Saturday, January 24, 2015

Azaleas and the sub-tropical garden.

I have come to the sad conclusion that azaleas and my 10B zone garden don’t mix.  Throughout the years I have purchased many azalea shrubs, all around this time of the year.  All full of buds and flowers, and after the season ends I usually plant them in areas of the garden where they won’t be expose to our killer summer afternoon sun or I plant them in pots.  By the second year I get the flowers you see in the pictures, I know that these beautiful plants need cooler weather, but I’m a gardener I can grow anything with some extra TLC (Not these babies)  

I often travel to Atlanta on business and I envy all those gardens full of blooming azaleas especially in the spring, I have giving up on the idea that I would have shrubs looking like those in southern gardens.  I should enjoy the few flowers I’m getting now, with the acceleration of global warming it won’t be long before they will disappear altogether from southern Florida gardens.

Sunday, January 11, 2015

Time for the Brunfelsia grandiflora

The Brunfelsia, also known as the Yesterday, Today and Tomorrow tree, is my favorite winter flowering shrub.  This time of year, these plants are full with three colors of flowers, they are not native of South Florida, but they do well in our climate.  A few years ago these plants were rare in local gardens, but now they are everywhere.  They look like lighted Christmas trees, this year my tree is full of flowers once again and I have a great view from my patio.   The flowers have three different shades of purple; they bloom with a deep purple color and three days later drop from the tree almost white.

It looks like we are going to have a great mango season this year.  One of my mango trees already has fruits and this week it bloomed for a second time this season.

Pictures from the garden this morning

I rescued this bromeliad from a garbage dumpster last year, and look at her now. 

Monday, January 05, 2015

National Bird Day

The DragonFly garden is celebrating National Bird Day

Be kind to wild birds

Thursday, January 01, 2015

Me my camera and 2015

I gave 2014 an exciting sent off last night at club Bed with DJ Pillow.

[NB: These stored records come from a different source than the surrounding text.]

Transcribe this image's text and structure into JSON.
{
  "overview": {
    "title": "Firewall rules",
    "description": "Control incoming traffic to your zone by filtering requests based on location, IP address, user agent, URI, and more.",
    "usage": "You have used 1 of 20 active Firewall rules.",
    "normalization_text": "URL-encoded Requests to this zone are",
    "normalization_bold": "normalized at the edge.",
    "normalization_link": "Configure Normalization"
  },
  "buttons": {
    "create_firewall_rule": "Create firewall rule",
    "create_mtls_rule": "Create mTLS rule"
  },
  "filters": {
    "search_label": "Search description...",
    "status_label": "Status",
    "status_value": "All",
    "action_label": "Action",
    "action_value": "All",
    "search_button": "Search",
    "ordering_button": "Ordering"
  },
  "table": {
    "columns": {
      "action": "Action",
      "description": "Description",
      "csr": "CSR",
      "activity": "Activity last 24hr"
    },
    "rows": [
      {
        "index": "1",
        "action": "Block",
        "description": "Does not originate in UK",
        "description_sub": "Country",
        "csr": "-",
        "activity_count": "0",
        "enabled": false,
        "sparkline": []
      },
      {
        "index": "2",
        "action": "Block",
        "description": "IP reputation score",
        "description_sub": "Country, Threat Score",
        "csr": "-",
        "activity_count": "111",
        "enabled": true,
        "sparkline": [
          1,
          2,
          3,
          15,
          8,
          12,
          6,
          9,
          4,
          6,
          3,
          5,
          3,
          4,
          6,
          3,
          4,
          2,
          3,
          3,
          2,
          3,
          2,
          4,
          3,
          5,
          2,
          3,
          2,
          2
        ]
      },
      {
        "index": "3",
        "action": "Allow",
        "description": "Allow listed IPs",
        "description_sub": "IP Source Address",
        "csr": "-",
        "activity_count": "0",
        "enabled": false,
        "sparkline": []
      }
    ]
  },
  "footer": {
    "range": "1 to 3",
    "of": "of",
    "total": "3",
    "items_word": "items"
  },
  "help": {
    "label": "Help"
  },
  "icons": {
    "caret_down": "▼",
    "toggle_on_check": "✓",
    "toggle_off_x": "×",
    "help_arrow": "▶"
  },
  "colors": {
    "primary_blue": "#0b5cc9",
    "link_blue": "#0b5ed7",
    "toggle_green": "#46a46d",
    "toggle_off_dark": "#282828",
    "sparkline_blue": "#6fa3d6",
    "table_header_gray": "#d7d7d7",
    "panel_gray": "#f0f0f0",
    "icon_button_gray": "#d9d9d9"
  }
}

This morning I was up early with my camera capturing the first images of my garden for 2015
This year I'm not making any New Year's resolutions (what's the point) but will try to do all things we say every year we all will do.  This year I'm turning 62 so retirement decisions are around the corner.

I wish you all a peaceful, healthy and happy New Year

PS - This post comes to you from my new IPad Air.

Wednesday, December 24, 2014

End of the year garden tour.

Is that time of the year, for a garden video.  This past year was a busy one at the DragonFly, we added more fruit trees, expanded my collection of bromeliads, and orchids.  I lost half of my succulent plants due to heavy summer rain and I started collecting hibiscus. 
The great thing about gardening is that no matter how small your garden is, there is always something that needs to be done.  I’m already planning several additions and changes to the garden for 2015, so stay tune.

From the DragonFly garden, we wish you a Merry Christmas and healthy and peaceful New Year.   HAPPY GARDENING 

Sunday, December 14, 2014

Are Monarch butterflies threatened?

This past week there was an excellent article in the Miami Herald, written by Kenneth Setzer from Fairchild Tropical Garden.  The article looks at the real dangers facing monarch butterflies, and how the loss of habitat, climate change, pesticide and the loss of host plants is affecting the current population.  One statistic that stands out for me, of all the monarchs that overwinter in central Mexico today, the numbers represent only 10 percent of the average population size over the past 20 years.
 There are two types of monarchs, those that migrate from North America to Mexico and those that stay year around mostly in South Florida and Texas.  We are lucky, we get to see these beautiful creatures year-round.
I plant milkweed (the monarch’s favorite plant) throughout the garden.  The writer tells us that Tropical milkweed (not a native), the one we buy in our local garden centers, may be hurting our butterflies.  It has been found that the multi-generational feeding from the same plants is allowing a parasite that hurts the butterfly to accumulate at abnormal levels.  The author recommends that we should eventually replace the tropical milkweed with native milkweed.  For more information on what you can do to help the monarchs, visit the Xerces Society web site at


This weekend I trimmed the yellow cassia tree.  This tree is one of my favorite trees, but I find that it might not be a good fit for my small garden.

 Lunch time, a salad from the garden.

This Christmas cactus was a gift from a neighbor.

Thursday, December 04, 2014

Flowering mango trees in December??

I could not believe my eyes, my mango tree with flowers in December.  Mango trees around here usually start flowering in February, but this year they are a little too early.  I hope we don’t get a cold night with temperature below freezing.

This week I rearranged my succulent collection, the wet summer and fall weather killed many of my plants.

My vegetable garden is coming along; I’m already harvesting greens for my salads.

Cuban cilantro is much stronger than the regular store kind 

My new garden obsession is hibiscus in containers.  So far I have five plants, and I hope to add more.  These flowers are a must in a tropical garden.